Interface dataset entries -
★ ★ ★ ★

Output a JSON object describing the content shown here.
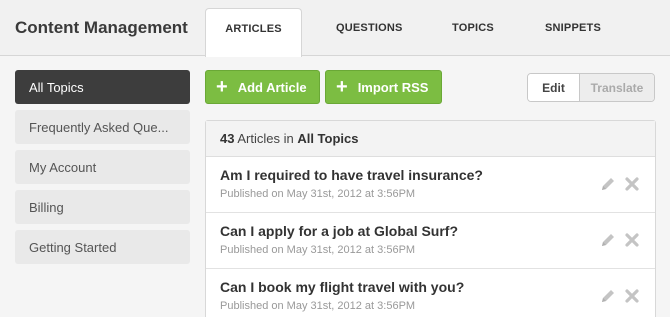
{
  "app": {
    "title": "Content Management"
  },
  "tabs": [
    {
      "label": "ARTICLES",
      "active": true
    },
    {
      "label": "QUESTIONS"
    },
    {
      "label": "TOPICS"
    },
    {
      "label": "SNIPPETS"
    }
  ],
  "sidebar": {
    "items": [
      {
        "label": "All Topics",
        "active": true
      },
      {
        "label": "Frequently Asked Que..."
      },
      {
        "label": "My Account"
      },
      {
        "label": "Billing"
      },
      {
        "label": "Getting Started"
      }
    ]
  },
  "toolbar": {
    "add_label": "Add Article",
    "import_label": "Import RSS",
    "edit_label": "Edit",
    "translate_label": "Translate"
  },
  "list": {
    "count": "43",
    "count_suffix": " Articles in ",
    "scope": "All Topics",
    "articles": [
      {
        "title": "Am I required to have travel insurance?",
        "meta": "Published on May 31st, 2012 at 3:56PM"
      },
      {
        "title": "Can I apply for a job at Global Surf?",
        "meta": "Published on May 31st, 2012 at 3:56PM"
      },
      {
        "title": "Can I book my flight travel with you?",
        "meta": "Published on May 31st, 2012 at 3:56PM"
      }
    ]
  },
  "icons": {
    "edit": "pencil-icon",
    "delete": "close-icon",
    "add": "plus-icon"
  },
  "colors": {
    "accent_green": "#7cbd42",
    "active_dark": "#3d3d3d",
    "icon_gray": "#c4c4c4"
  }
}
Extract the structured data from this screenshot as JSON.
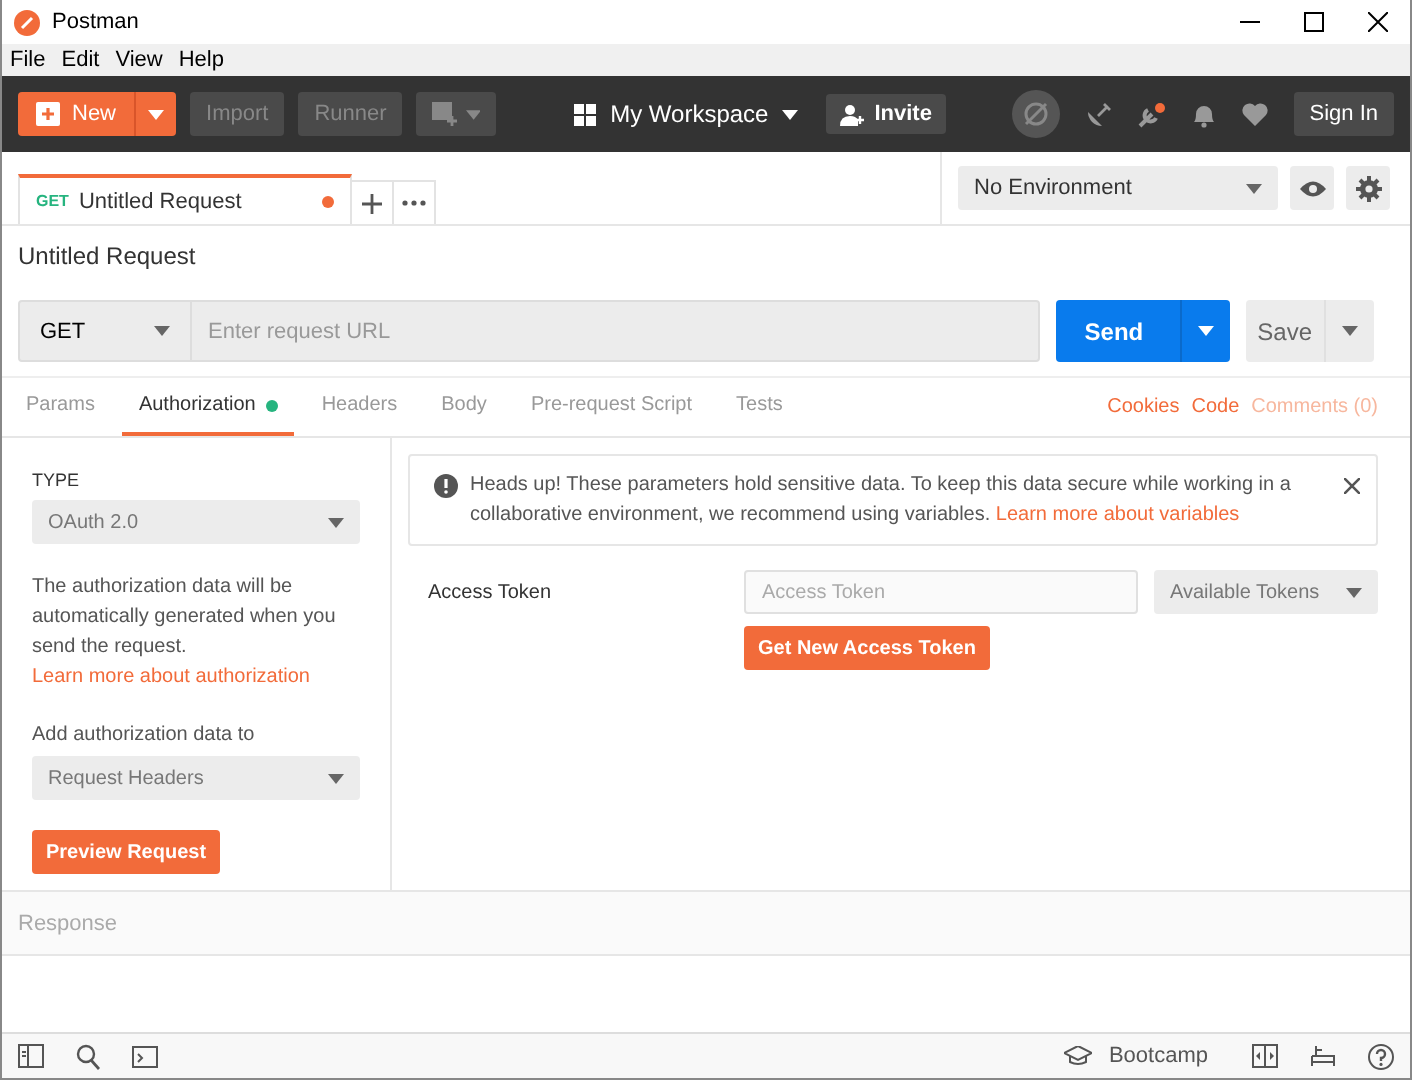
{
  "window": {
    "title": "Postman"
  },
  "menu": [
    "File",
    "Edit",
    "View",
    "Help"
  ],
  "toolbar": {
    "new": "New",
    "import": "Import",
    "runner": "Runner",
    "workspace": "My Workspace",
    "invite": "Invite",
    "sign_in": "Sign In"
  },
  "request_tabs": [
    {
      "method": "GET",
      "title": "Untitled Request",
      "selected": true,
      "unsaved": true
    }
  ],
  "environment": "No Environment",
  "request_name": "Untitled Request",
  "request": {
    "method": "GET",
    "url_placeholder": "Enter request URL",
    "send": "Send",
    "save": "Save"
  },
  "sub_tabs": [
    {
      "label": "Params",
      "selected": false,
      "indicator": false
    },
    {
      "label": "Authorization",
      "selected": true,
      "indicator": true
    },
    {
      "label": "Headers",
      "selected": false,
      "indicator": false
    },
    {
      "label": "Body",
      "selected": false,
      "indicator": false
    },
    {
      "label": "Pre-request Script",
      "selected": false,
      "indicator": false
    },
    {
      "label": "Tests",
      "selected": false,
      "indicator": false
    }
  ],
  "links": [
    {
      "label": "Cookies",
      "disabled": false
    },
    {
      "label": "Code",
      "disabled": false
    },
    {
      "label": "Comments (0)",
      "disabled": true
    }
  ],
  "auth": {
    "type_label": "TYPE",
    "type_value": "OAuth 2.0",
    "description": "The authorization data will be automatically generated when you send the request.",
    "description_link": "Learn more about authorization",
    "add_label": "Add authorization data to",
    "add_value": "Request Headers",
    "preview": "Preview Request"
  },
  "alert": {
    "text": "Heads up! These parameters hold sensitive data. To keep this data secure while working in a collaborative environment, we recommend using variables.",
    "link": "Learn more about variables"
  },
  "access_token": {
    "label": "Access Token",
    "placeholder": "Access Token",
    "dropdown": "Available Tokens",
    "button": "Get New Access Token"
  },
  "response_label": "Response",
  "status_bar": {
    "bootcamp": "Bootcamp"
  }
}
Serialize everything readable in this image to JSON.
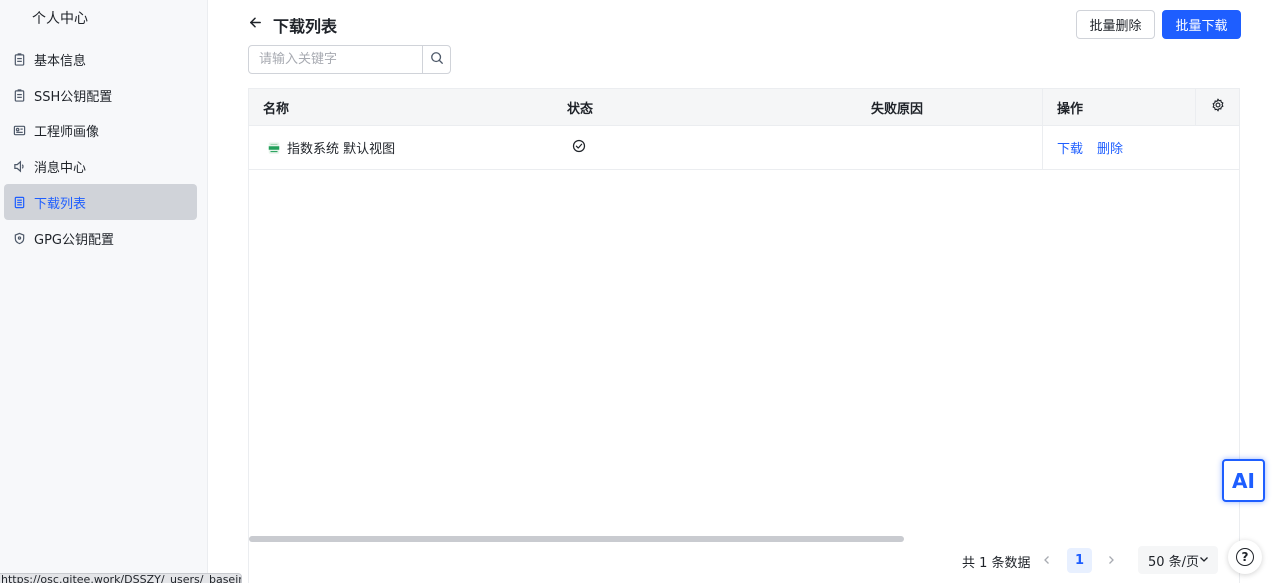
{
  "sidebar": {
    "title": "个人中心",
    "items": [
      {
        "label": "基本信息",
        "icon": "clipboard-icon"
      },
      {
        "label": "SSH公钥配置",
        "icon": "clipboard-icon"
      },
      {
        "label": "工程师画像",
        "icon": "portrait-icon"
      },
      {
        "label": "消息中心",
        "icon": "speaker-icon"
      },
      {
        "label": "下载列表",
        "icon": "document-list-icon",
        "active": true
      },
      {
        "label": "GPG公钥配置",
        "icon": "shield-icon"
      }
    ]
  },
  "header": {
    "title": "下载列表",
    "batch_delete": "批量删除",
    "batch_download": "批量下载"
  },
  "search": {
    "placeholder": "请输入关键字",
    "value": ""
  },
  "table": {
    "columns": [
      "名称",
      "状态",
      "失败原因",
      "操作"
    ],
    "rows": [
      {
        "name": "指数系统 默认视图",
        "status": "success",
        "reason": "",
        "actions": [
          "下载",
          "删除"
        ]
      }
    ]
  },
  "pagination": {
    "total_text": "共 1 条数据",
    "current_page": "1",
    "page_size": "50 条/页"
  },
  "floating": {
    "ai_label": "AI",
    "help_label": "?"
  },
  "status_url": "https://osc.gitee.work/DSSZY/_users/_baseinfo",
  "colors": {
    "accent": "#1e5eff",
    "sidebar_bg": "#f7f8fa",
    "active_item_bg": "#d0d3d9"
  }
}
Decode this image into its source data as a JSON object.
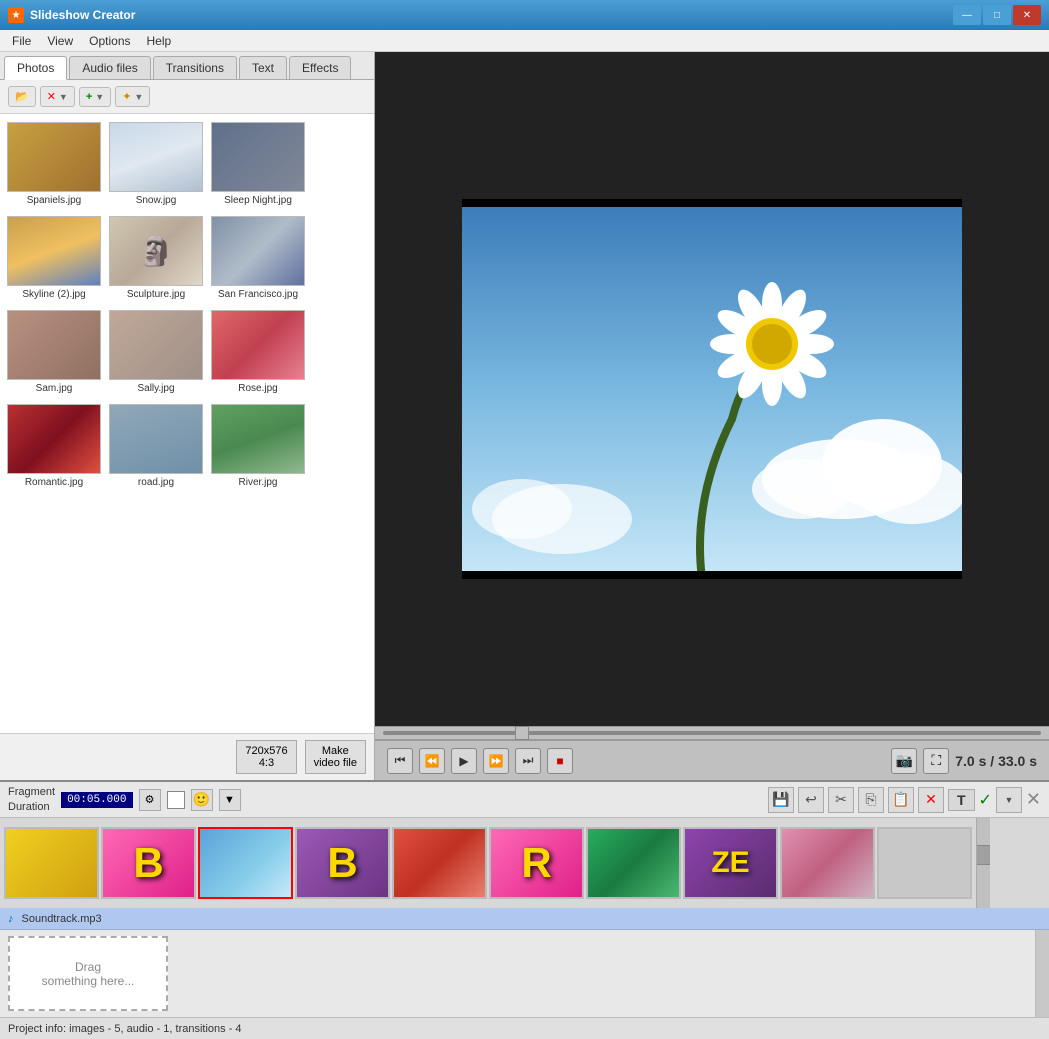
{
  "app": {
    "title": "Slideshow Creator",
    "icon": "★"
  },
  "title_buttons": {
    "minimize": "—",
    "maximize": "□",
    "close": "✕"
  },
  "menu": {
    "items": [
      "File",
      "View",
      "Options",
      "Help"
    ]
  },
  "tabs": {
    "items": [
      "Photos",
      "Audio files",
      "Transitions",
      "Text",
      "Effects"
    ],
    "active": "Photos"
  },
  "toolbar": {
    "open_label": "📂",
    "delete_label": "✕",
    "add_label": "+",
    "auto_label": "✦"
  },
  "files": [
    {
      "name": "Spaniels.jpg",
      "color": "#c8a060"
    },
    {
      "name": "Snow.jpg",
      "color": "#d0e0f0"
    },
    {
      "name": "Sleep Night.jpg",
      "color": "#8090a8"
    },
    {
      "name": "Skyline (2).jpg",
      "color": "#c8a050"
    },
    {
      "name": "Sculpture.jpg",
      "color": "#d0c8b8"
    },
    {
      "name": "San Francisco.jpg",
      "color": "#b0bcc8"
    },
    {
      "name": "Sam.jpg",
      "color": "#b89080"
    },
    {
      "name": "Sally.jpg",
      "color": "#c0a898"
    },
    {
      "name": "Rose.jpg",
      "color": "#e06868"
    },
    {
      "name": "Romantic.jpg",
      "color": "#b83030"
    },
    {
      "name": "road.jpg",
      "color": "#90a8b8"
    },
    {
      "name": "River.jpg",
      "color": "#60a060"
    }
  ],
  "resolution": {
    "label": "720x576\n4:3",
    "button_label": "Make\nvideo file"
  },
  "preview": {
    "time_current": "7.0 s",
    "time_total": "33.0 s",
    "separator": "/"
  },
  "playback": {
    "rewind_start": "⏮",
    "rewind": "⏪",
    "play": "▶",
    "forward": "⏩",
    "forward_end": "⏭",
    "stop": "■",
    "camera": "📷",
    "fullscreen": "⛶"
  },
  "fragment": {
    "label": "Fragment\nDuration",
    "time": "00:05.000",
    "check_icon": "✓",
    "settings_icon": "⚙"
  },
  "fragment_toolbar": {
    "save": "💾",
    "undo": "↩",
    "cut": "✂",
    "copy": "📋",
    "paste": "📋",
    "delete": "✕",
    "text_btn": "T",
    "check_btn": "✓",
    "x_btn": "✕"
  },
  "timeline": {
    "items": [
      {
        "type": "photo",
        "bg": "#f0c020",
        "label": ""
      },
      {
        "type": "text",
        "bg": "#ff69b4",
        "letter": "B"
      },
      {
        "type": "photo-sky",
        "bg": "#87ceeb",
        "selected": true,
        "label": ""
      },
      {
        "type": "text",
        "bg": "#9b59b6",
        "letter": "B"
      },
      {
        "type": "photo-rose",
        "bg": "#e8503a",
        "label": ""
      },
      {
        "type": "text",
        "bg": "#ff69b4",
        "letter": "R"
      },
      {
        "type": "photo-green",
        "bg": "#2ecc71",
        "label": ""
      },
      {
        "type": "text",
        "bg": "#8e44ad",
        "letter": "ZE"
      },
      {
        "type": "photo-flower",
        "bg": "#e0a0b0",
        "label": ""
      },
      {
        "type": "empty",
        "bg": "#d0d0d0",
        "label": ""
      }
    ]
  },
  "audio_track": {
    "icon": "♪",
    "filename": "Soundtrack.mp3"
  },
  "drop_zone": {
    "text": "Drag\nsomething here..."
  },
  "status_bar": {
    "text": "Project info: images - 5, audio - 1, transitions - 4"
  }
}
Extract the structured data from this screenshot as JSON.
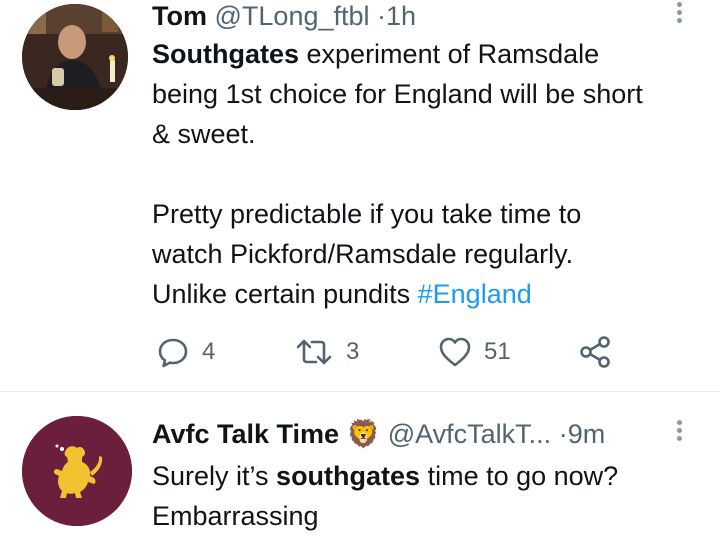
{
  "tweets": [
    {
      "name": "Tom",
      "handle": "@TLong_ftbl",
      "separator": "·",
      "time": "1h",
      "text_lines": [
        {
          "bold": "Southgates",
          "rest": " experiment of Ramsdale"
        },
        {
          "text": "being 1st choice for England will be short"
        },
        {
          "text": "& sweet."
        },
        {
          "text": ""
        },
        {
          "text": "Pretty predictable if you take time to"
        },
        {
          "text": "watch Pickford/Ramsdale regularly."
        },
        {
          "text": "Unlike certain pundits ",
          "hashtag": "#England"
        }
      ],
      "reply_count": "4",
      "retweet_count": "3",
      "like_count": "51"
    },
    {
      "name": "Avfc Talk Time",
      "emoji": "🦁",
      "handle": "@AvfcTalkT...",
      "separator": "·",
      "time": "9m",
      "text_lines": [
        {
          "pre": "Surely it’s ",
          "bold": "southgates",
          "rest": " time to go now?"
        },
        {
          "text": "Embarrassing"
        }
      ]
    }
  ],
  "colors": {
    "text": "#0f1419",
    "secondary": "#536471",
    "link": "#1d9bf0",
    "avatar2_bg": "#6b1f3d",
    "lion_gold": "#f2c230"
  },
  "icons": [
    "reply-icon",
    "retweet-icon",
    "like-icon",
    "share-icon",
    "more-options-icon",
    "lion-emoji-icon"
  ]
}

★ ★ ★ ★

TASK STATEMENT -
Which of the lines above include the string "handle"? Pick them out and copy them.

WRITTEN REPLY -
      "handle": "@TLong_ftbl",
      "handle": "@AvfcTalkT...",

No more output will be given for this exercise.